Impact on my Family
The Fulbright Program offered me a chance to broaden my thinking and consider the possibilities of the good I could do in the world. As a community college professor, it offered me the chance to bring global insight to my students and advance the important role that community colleges have in cultural and global awareness. The Fulbright Program allowed me to actualize working for peace. After 20 years, I am grateful for the opportunities that it offered me. It has made me the person I am today.
Fulbright’s impact on my family has been great. We moved to the Washington, DC area in 2005. In the ensuing years, my children developed a keen global perspective with diverse and international friends, and we continued to travel globally as a family. Our son worked in China for a summer and studied in Turkey for a semester while he was in college. Following graduation, he served as a US Peace Corps volunteer in Namibia, teaching mathematics to middle school students. He has traveled the world and now works for the Environmental Protection Agency. Our daughter studied in Korea, her birth country, during her college years. She has also been a world traveler and embraced global values – now a second-grade teacher. My wife continued working as a nurse. Having fallen in love with the classroom atmosphere, like me, she is now teaching nursing full-time at Montgomery College, a community college in Maryland. She is a strong proponent of global education and has taken her nursing students to the Dominican Republic on a study trip. I would like to think their time in Estonia influenced my children’s and wife’s choices.
For me the impact of participating in the Fulbright Program was immeasurable. First, the Fulbright Program offered me a chance to broaden my thinking and consider the possibilities of the good I could do in the world. As a community college professor, I had the opportunity to bring global insight to my students and advance community colleges’ important roles in cultural and global awareness. Finally, it allowed me to actualize working for peace. After twenty years, I am grateful for these opportunities. It has made me the person I am today.

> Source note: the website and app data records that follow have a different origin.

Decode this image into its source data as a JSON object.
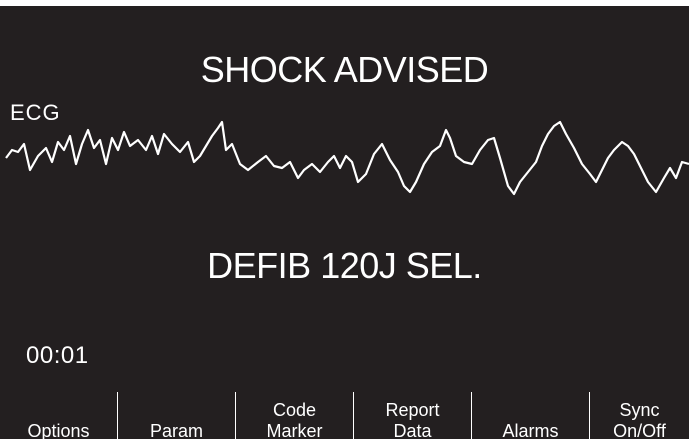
{
  "display": {
    "headline": "SHOCK ADVISED",
    "status_message": "DEFIB 120J SEL.",
    "waveform_label": "ECG",
    "elapsed_time": "00:01"
  },
  "softkeys": [
    {
      "label": "Options"
    },
    {
      "label": "Param"
    },
    {
      "label": "Code\nMarker"
    },
    {
      "label": "Report\nData"
    },
    {
      "label": "Alarms"
    },
    {
      "label": "Sync\nOn/Off"
    }
  ],
  "colors": {
    "background": "#231f20",
    "foreground": "#ffffff"
  }
}
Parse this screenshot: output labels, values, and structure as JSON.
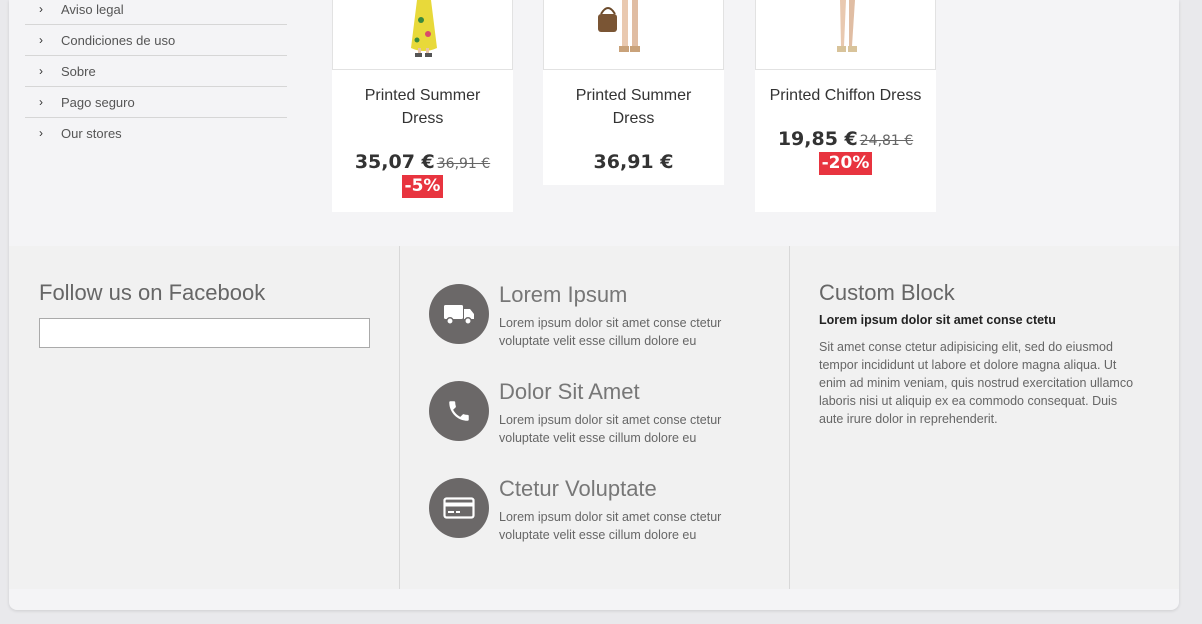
{
  "info_links": [
    {
      "label": "Aviso legal"
    },
    {
      "label": "Condiciones de uso"
    },
    {
      "label": "Sobre"
    },
    {
      "label": "Pago seguro"
    },
    {
      "label": "Our stores"
    }
  ],
  "products": [
    {
      "name": "Printed Summer Dress",
      "price": "35,07 €",
      "old_price": "36,91 €",
      "discount": "-5%"
    },
    {
      "name": "Printed Summer Dress",
      "price": "36,91 €"
    },
    {
      "name": "Printed Chiffon Dress",
      "price": "19,85 €",
      "old_price": "24,81 €",
      "discount": "-20%"
    }
  ],
  "footer": {
    "facebook": {
      "title": "Follow us on Facebook"
    },
    "reassurance": [
      {
        "icon": "truck-icon",
        "title": "Lorem Ipsum",
        "text": "Lorem ipsum dolor sit amet conse ctetur voluptate velit esse cillum dolore eu"
      },
      {
        "icon": "phone-icon",
        "title": "Dolor Sit Amet",
        "text": "Lorem ipsum dolor sit amet conse ctetur voluptate velit esse cillum dolore eu"
      },
      {
        "icon": "credit-card-icon",
        "title": "Ctetur Voluptate",
        "text": "Lorem ipsum dolor sit amet conse ctetur voluptate velit esse cillum dolore eu"
      }
    ],
    "custom_block": {
      "title": "Custom Block",
      "subtitle": "Lorem ipsum dolor sit amet conse ctetu",
      "text": "Sit amet conse ctetur adipisicing elit, sed do eiusmod tempor incididunt ut labore et dolore magna aliqua. Ut enim ad minim veniam, quis nostrud exercitation ullamco laboris nisi ut aliquip ex ea commodo consequat. Duis aute irure dolor in reprehenderit."
    }
  },
  "colors": {
    "discount_badge": "#e8343f",
    "icon_circle": "#6b6868"
  }
}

- Smith, David J. “Estonian Vote: Goodbye Russia, Hello Europe.” International Herald Tribune, October 2, 2003.
- The annual program for community college faculty on peacebuilding is at https://www.foragecenter.org/2022seminar.
- Smith, David J. Peace Jobs: A Student’s Guide to Starting a Career Working for Peace. Information Age Publishing, 2016.
- Smith, David J. Peacebuilding in Community Colleges: A Teaching Resource. United States Institute of Peace Press, 2013.
- Smith, David J. “Promoting Global Education in a Divided Nation.” Community College Daily, September 11, 2017.
David J. Smith was a Fulbright US Scholar at the University of Tartu (Estonia). He is a career coach and the president of the Forage Center for Peacebuilding and Humanitarian Education. David teaches as adjunct faculty at the Jimmy and Rosalynn Carter School for Peace and Conflict Resolution at George Mason University and the School of International Service at American University. He is the past president of the NCAC Chapter of the Fulbright Association, and lives in Rockville, Maryland, US. He can be reached at firstname.lastname@example.org